All analyses were conducted using STATA (version 13), which allows for adjustment of standard errors for complex sample designs. All differences reported between subgroups of the U.S. population are at the 95 percent level of statistical significance, meaning that there is only a 5 percent (or less) probability that the observed differences could be attributed to chance variation in sampling. Additionally, bivariate differences between subgroups are only reported when they also remain robust in a multivariate model controlling for other demographic, political, and socioeconomic covariates. A comprehensive listing of all study questions, complete with tabulations of top-level results for each question, is available on the AP-NORC Center for Public Affairs Research website: www.apnorc.org.

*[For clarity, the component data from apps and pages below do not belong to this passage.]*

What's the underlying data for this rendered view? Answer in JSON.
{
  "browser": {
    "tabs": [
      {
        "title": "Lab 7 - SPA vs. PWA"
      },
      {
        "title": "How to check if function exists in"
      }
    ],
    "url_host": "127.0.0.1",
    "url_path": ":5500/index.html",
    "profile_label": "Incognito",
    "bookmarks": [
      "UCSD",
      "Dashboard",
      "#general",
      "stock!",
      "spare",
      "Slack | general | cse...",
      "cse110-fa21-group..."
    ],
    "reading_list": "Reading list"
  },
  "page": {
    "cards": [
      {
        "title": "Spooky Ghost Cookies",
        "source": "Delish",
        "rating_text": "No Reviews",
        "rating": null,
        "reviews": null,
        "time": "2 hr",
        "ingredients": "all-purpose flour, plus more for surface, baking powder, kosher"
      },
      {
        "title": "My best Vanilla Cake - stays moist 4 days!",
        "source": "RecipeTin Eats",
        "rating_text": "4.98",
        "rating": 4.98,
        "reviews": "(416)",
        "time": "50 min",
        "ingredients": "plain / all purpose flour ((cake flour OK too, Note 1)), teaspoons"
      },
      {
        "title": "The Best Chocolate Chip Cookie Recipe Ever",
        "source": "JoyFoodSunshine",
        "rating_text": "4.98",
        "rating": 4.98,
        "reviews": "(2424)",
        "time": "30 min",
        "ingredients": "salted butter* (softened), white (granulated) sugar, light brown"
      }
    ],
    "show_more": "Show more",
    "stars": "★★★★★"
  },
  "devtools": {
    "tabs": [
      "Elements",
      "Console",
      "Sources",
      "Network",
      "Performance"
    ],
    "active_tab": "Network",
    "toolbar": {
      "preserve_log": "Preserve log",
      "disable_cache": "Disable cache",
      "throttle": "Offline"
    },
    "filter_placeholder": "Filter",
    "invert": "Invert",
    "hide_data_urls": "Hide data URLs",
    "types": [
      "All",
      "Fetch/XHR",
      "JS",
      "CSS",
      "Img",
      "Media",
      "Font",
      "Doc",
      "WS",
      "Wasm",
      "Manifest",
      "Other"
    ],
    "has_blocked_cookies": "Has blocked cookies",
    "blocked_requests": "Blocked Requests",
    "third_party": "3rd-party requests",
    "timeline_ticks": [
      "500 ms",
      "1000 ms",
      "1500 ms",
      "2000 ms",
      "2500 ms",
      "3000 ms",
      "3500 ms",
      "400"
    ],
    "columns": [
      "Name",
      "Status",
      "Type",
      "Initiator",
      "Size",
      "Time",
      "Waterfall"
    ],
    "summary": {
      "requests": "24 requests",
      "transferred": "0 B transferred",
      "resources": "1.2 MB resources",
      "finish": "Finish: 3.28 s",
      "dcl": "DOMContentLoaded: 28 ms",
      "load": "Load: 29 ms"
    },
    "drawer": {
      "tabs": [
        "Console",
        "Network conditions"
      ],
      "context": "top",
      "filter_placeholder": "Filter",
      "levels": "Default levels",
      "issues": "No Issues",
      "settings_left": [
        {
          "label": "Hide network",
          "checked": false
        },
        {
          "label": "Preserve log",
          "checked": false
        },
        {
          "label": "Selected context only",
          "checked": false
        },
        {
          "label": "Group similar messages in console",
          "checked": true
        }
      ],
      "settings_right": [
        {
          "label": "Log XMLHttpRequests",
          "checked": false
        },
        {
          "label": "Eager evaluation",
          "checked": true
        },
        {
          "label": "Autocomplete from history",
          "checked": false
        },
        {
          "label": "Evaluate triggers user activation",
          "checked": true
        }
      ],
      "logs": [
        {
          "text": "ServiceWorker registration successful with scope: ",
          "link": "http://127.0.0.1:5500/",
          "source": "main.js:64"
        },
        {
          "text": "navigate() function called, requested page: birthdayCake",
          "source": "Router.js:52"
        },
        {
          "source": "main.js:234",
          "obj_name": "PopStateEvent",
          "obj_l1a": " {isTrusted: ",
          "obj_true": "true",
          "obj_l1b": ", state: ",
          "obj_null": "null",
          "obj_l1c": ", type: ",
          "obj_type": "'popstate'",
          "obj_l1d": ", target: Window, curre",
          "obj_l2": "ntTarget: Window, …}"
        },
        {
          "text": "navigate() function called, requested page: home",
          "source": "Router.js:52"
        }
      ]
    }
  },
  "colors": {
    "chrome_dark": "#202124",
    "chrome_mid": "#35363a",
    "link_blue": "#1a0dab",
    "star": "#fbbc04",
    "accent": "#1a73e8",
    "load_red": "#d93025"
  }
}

About The Associated Press-NORC Center for Public Affairs Research
The AP-NORC Center for Public Affairs Research taps into the power of social science research and the highest-quality journalism to bring key information to people across the nation and throughout the world.

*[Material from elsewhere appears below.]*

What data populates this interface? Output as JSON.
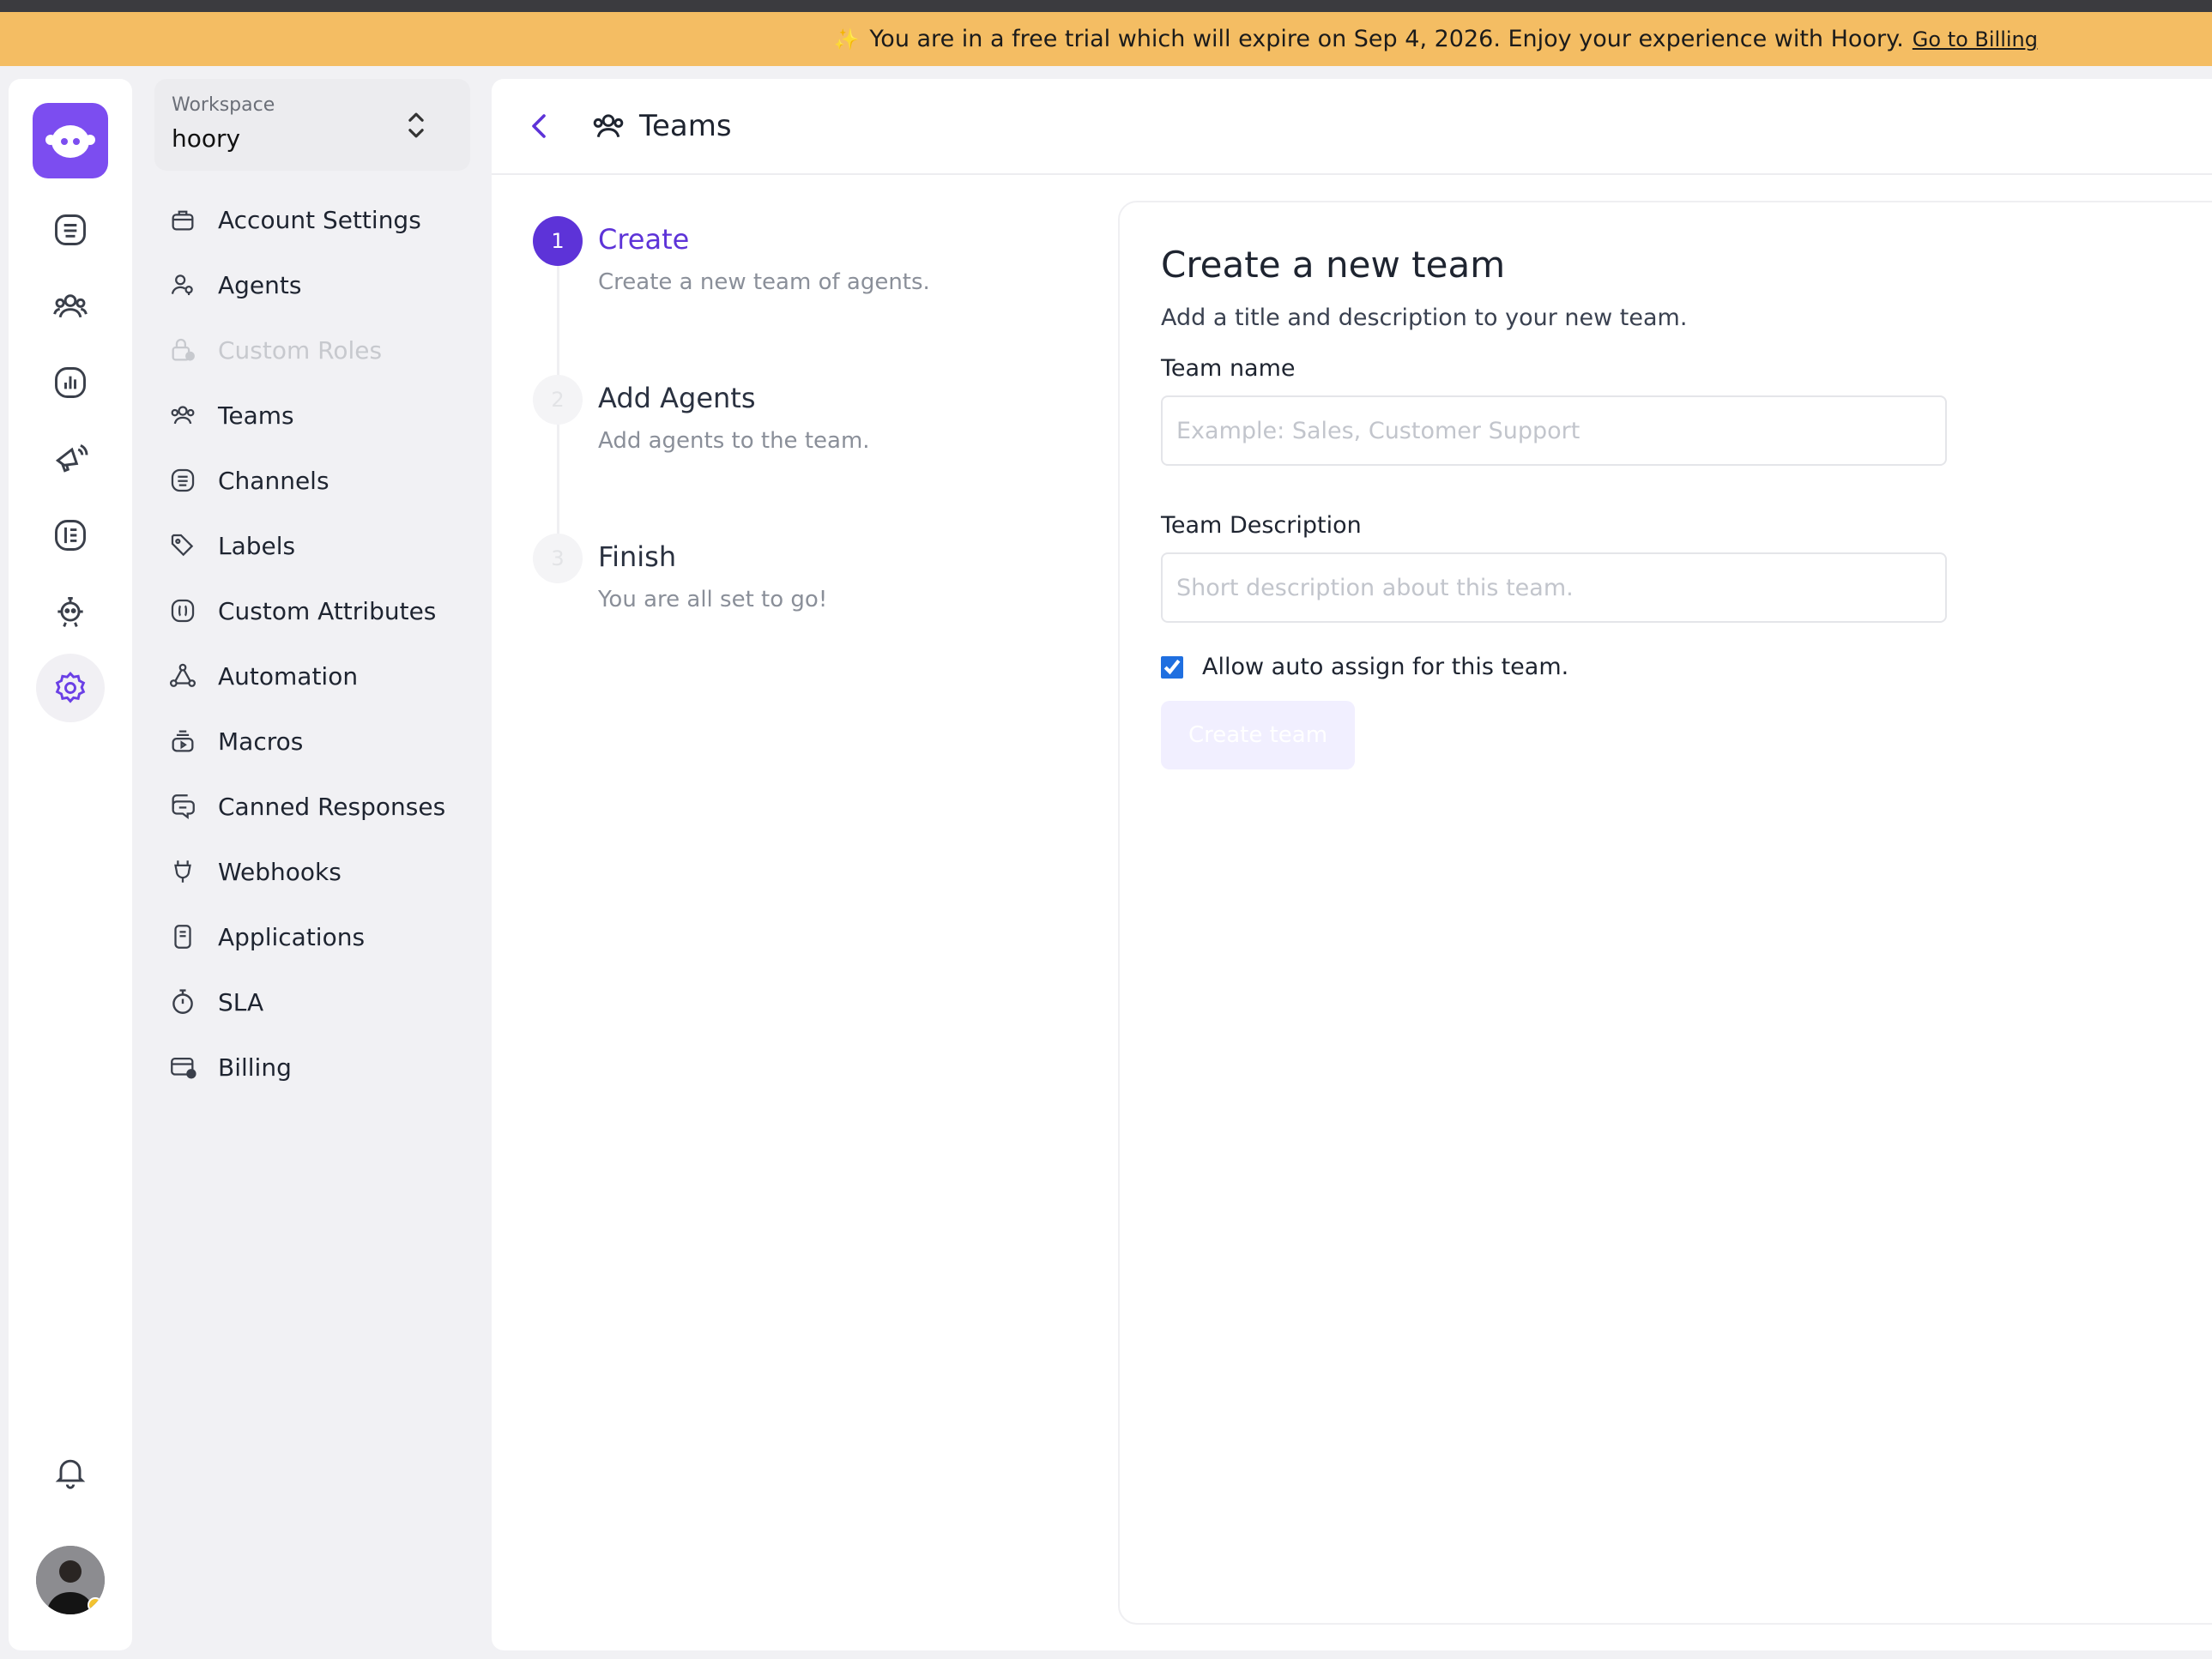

- The Associated Press is the world’s essential news organization, bringing fast, unbiased news to all media platforms and formats.
- NORC at the University of Chicago is one of the oldest and most respected independent research institutions in the world.

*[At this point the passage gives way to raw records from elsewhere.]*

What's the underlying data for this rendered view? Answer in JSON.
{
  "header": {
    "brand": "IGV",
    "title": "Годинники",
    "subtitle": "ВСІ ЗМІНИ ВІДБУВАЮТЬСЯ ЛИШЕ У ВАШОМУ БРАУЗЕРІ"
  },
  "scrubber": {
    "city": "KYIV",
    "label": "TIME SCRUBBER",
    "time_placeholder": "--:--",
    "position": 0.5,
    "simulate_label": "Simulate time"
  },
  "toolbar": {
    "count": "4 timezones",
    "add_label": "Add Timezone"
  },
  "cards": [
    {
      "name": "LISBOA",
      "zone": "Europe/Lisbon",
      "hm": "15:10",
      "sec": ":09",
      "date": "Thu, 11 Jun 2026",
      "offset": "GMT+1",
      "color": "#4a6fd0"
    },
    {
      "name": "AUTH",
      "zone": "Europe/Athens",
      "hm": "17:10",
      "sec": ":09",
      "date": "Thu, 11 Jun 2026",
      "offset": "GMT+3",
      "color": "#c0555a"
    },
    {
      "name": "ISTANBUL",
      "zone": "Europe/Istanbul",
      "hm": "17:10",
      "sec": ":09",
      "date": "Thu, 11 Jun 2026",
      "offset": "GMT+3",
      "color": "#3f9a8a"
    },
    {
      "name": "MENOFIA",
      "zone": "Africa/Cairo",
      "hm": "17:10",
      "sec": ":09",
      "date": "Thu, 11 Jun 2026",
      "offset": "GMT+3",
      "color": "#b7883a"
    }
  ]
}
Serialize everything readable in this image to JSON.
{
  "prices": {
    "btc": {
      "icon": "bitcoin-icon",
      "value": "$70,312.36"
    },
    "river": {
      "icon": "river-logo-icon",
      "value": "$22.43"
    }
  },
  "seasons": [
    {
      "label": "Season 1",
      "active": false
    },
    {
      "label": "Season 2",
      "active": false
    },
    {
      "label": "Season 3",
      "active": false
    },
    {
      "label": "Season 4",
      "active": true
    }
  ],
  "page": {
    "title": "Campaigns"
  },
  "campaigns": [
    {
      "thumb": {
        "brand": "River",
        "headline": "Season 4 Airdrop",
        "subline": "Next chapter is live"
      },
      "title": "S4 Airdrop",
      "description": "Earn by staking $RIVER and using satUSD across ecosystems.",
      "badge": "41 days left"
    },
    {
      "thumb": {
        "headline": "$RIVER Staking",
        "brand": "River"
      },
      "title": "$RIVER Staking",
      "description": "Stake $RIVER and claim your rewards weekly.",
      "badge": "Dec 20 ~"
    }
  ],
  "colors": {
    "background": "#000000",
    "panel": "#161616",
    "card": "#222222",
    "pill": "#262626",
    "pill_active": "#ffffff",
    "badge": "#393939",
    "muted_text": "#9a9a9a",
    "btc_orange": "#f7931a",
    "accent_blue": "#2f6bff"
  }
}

The two organizations have established the Associated Press-NORC Center for Public Affairs Research to conduct, analyze, and distribute social science research in the public interest on newsworthy topics and to use the power of journalism to tell the stories that the research reveals.
The founding principles of the AP-NORC Center include a mandate to carefully preserve and protect the scientific integrity and objectivity of NORC and the journalistic independence of The Associated Press. All work conducted by the Center conforms to the highest levels of scientific integrity to prevent any real or perceived bias in the research. All of the work of the Center is subject to review by its advisory committee to help ensure it meets these standards. The Center will publicize the results of all studies and make all datasets and study documentation available to scholars and the public.
About the Authors
Jennifer Benz, Senior Research Scientist, The Associated Press-NORC Center for Public Affairs Research
Matt Sedensky, Journalism Fellow, The Associated Press-NORC Center for Public Affairs Research
Trevor Tompson, Director, The Associated Press-NORC Center for Public Affairs Research
1. Administration on Aging. 2011. Supporting data for the Profile of Older Adults. http://www.aoa.gov/aoaroot/aging_statistics/Profile/2011/docs/2011profile.xls, accessed October 8, 2013.ꜛ
3. Fries, J. 1980. Aging, Natural Death and the Compression of Morbidity.” NEJM 303: 130-35.ꜛ
4. Kulish, M., K. Smith and C. Kent. 2006. Ageing, Retirement and Savings: A General Equilibrium Analysis. Reserve Bank of Australia Research (Discussion Paper 2006-06).ꜛ
5. Shoven, J and S. Slavov. 2012. The Decision to Delay Social Security Benefits: Theory and Evidence. NBER Working Paper No. 17866.ꜛ
6. United States Department of Labor. Top 10 Ways to Prepare for Retirement. http://www.dol.gov/ebsa/publications/10_ways_to_prepare.html, accessed October 8, 2013.ꜛ